From January 20 to November 10, 2021, Kaspersky experts uncovered a new piece of malware that has targeted more than 35,000 computers across 195 countries. Dubbed “PseudoManuscrypt” for its similarities with the advanced persistent threat (APT) group Lazarus’ Manuscrypt malware, this new malware contains advanced spying capabilities and has been seen targeting both government organizations and industrial control systems (ICS) across numerous industries.
Industrial organizations are some of the most coveted targets for cybercriminals – both for financial gain and intelligence gathering. In fact, 2021 saw significant interest in industrial organizations from well-known APT groups like Lazarus and APT41. While investigating another string of attacks, Kaspersky experts uncovered a new piece of malware with some similarities to Lazarus’ “Manuscrypt”, custom malware used in the group’s ThreatNeedle campaign against the defense industry. Hence, they dubbed it PseudoManuscrypt.

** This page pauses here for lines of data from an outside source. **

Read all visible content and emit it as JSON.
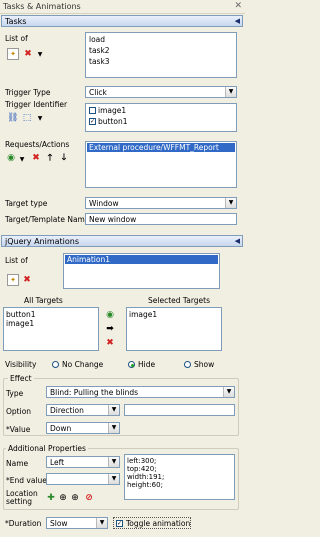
{
  "window": {
    "title": "Tasks & Animations",
    "close_icon": "x"
  },
  "tasks_section": {
    "title": "Tasks"
  },
  "list_of": {
    "label": "List of",
    "items": [
      "load",
      "task2",
      "task3"
    ]
  },
  "trigger_type": {
    "label": "Trigger Type",
    "value": "Click"
  },
  "trigger_identifier": {
    "label": "Trigger Identifier",
    "items": [
      {
        "label": "image1",
        "checked": false
      },
      {
        "label": "button1",
        "checked": true
      }
    ]
  },
  "requests_actions": {
    "label": "Requests/Actions",
    "selected_item": "External procedure/WFFMT_Report"
  },
  "target_type": {
    "label": "Target type",
    "value": "Window"
  },
  "target_template": {
    "label": "Target/Template Name",
    "value": "New window"
  },
  "jquery_section": {
    "title": "jQuery Animations"
  },
  "anim_list": {
    "label": "List of",
    "selected_item": "Animation1"
  },
  "all_targets": {
    "label": "All Targets",
    "items": [
      "button1",
      "image1"
    ]
  },
  "selected_targets": {
    "label": "Selected Targets",
    "items": [
      "image1"
    ]
  },
  "visibility": {
    "label": "Visibility",
    "options": [
      "No Change",
      "Hide",
      "Show"
    ],
    "selected": "Hide"
  },
  "effect": {
    "label": "Effect",
    "type_label": "Type",
    "type_value": "Blind: Pulling the blinds",
    "option_label": "Option",
    "option_value": "Direction",
    "value_label": "*Value",
    "value_value": "Down"
  },
  "additional": {
    "label": "Additional Properties",
    "name_label": "Name",
    "name_value": "Left",
    "end_value_label": "*End value",
    "properties_text": "left:300;\ntop:420;\nwidth:191;\nheight:60;",
    "location_label": "Location\nsetting"
  },
  "duration": {
    "label": "*Duration",
    "value": "Slow"
  },
  "toggle_animation": {
    "label": "Toggle animation",
    "checked": true
  }
}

From January 20 to November 10, 2021, Kaspersky products blocked PseudoManuscrypt on more than 35,000 computers in 195 countries. Many of the targets were industrial and government organizations, including military-industrial enterprises and research laboratories. 7.2% of attacked computers were part of industrial control systems (ICS), with engineering and building automation representing the most affected industries.
Number of systems on which PseudoManuscrypt was detected, by day
PseudoManuscrypt is initially
downloaded on targets' systems via fake pirated software installer archives, some of which are for ICS-specific pirated software.
It is likely these fake installers are offered via a Malware-as-a-Service
(MaaS) platform. Curiously, in some cases, PseudoManuscrypt was installed via
the infamous Glupteba
botnet. After initial infection, a complicated infection chain is initiated
that eventually downloads the main malicious module. Kaspersky experts have
identified two variants of this module. Both are capable of advanced spyware capabilities,
including logging keystrokes, copying data from the clipboard, stealing VPN (and
potentially RDP) authentication credentials and connection data, copying
The attacks show no preference for particular industries, however, the large number of engineering computers attacked, including systems used for 3D and physical modeling and digital twins, suggest that industrial espionage may be one objective.
Oddly enough, some of the victims share ties with the victims of the Lazarus campaign ICS CERT previously reported on, and data is sent to the attackers’ server over a rare protocol using a library that has previously only been used with APT41’s malware. Nevertheless, given the large number of victims and the lack of an explicit focus, Kaspersky does not link the campaign to Lazarus or any known APT threat actor.
“This is a highly unusual campaign, and we are still piecing together the various information we have. However, one fact is clear: this is a threat that specialists need to pay attention to. It has been able to make its way onto thousands of ICS computers, including many high-profile organizations. We will be continuing our investigations, keeping the security community apprised any new findings,” comments Vyacheslav Kopeytsev, security expert at Kaspersky.
Read more about the PseudoManuscrypt campaign on ICS CERT.
To stay safe from PseudoManuscrypt, Kaspersky experts recommend that organizations:
About Kaspersky ICS CERT
Kaspersky Industrial Control Systems Cyber Emergency Response Team (Kaspersky ICS CERT) is a global project launched by Kaspersky in 2016 to coordinate the efforts of automation system vendors, industrial facility owners and operators, and IT security researchers to protect industrial enterprises from cyberattacks. Kaspersky ICS CERT devotes its efforts primarily to identifying potential and existing threats that target industrial automation systems and the Industrial Internet of Things. Kaspersky ICS CERT is an active member and partner of leading international organizations that develop recommendations on protecting industrial enterprises from cyberthreats. ics-cert.kaspersky.com
Kaspersky is a global cybersecurity and digital privacy company founded in 1997. Kaspersky’s deep threat intelligence and security expertise is constantly transforming into innovative security solutions and services to protect businesses, critical infrastructure, governments and consumers around the globe. The company’s comprehensive security portfolio includes leading endpoint protection and a number of specialized security solutions and services to fight sophisticated and evolving digital threats. Over 400 million users are protected by Kaspersky technologies and we help 240,000 corporate clients protect what matters most to them. Learn more at www.kaspersky.com.